Slighted Sunderland bagpiper to appear on Good Morning Britain after floods of support
Sunderland’s slighted bagpiper Alan Jamieson is to appear on national television after floods of support following his abuse at the hands of an anonymous critic.
The Echo reported how the award-winning musician, originally from Scotland, was sent a nasty note by second-class post, referring to the “disgraceful disturbance” of his “pathetic attempt at playing” his “so-called” instrument.
Alan, 37, who moved to Sunderland in 2015, said he only practised outside for 30 minutes, twice a week at around 4.30pm, and his neighbours had always been supportive and enjoy his playing.
Since the Echo broke the story he has had floods of support, with the national media rushing to pick up his tale seeing him appear in newspaper headlines, pipe out Radio Four’s Today programme with John Humphrys, and have a law professor back him up on BBC Scotland. He’s even featured in Country Life.
Now Alan has been invited to appear on ITV’s Good Morning Britain on Monday August 19 – an offer he was at first reluctant to take up as it is his son Harry’s fourth birthday.
Producers, however, invited Harry, his wife Georgia and their month-old son Benjamin to join him in London.
Alan, an IT manager with the Ministry of Justice, said: “It should be a nice family day out.”
He added: “It’s crazy how it’s all taken off. Georgia’s fine with it. She keeps chuckling about it. She doesn’t quite know what to make of it.
“I rang my parents to see that they were okay with it after I’d been called ‘a public nuisance’. But they were okay too.”
Meanwhile, the identity of the person who set him on his unlikely road to fame by complaining about the “horrendous racket”, remains unknown.
Alan added: “I think it’s a bit sad. I don’t think the person who wrote the letter is a bad person. But people become overly critical when they sit down at a keyboard.”

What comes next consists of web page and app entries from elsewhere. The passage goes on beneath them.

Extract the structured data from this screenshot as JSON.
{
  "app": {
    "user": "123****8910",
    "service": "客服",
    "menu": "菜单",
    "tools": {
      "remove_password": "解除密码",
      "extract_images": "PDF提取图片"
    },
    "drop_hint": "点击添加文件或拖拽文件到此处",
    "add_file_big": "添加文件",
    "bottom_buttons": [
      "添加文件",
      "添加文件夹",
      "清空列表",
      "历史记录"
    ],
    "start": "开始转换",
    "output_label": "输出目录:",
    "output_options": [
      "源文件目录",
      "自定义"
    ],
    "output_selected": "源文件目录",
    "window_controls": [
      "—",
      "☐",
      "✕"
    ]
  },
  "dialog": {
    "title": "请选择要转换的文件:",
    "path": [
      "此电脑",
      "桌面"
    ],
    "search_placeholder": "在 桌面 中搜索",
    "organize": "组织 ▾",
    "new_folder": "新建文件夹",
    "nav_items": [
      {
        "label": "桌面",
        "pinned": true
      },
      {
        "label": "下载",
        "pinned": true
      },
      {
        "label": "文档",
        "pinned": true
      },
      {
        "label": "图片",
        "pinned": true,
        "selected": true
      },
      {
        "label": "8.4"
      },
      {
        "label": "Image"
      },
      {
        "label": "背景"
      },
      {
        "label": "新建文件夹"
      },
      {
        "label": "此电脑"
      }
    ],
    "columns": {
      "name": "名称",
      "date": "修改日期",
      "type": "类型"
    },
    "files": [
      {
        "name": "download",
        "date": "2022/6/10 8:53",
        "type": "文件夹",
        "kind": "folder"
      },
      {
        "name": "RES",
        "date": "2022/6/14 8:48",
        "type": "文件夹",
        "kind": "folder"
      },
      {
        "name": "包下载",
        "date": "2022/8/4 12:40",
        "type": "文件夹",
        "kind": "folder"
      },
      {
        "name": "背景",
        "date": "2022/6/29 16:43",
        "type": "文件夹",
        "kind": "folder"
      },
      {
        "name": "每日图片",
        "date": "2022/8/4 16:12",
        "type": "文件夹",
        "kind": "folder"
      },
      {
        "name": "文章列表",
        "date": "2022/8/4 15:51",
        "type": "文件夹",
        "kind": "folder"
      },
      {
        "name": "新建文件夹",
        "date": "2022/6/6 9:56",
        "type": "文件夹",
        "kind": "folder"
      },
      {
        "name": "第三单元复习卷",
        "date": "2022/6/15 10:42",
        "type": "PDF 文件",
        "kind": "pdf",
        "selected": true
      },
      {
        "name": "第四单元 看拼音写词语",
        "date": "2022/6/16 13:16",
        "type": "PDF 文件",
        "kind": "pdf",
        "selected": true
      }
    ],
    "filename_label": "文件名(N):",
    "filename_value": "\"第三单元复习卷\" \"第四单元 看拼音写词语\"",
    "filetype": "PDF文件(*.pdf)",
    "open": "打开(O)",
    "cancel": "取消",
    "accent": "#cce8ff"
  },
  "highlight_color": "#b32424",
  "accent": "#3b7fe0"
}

The 37-year-old plays with City of Newcastle Pipe Band, and has won a number of trophies for his piping, as well as performing in Moscow’s Red Square and on Russian national television.